* WHAT THE EXERCISE ASKS
Starting with the line that contains "What's the underlying", copy every remaining line of the data below exactly, the last one included.

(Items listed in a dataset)
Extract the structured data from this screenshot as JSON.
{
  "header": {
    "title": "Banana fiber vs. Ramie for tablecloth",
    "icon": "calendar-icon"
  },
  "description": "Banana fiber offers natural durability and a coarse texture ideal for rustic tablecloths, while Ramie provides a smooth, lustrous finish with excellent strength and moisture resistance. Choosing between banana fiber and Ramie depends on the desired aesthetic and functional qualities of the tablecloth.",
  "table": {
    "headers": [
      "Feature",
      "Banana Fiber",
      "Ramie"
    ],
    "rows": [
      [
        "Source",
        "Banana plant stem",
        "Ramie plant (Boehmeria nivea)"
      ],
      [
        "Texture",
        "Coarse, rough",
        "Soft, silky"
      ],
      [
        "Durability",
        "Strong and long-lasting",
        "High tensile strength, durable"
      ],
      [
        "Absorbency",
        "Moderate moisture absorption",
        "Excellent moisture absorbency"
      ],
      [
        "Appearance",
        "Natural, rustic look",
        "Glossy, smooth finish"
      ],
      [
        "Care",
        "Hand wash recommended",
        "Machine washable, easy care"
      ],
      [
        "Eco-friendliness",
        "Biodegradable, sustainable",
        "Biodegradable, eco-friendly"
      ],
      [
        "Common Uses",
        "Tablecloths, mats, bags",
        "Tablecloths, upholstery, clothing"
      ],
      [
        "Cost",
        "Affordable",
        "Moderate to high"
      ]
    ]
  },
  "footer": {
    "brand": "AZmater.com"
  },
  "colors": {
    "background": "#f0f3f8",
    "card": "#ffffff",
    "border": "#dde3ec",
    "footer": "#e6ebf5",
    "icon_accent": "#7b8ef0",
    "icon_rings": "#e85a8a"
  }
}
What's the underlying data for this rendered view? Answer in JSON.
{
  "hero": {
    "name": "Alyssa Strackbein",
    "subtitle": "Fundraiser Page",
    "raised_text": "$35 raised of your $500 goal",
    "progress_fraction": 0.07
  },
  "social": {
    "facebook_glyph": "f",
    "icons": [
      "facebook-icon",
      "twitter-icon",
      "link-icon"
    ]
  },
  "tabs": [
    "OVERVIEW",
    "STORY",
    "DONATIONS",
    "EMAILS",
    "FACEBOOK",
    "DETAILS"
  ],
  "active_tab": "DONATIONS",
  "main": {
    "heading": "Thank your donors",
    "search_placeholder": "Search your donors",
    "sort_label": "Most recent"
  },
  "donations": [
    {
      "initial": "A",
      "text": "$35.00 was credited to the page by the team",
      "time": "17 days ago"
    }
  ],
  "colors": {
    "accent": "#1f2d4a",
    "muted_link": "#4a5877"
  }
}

* RESULT OF THE EXERCISE
What's the underlying data for this rendered view? Answer in JSON.
{
  "hero": {
    "name": "Alyssa Strackbein",
    "subtitle": "Fundraiser Page",
    "raised_text": "$35 raised of your $500 goal",
    "progress_fraction": 0.07
  },
  "social": {
    "facebook_glyph": "f",
    "icons": [
      "facebook-icon",
      "twitter-icon",
      "link-icon"
    ]
  },
  "tabs": [
    "OVERVIEW",
    "STORY",
    "DONATIONS",
    "EMAILS",
    "FACEBOOK",
    "DETAILS"
  ],
  "active_tab": "DONATIONS",
  "main": {
    "heading": "Thank your donors",
    "search_placeholder": "Search your donors",
    "sort_label": "Most recent"
  },
  "donations": [
    {
      "initial": "A",
      "text": "$35.00 was credited to the page by the team",
      "time": "17 days ago"
    }
  ],
  "colors": {
    "accent": "#1f2d4a",
    "muted_link": "#4a5877"
  }
}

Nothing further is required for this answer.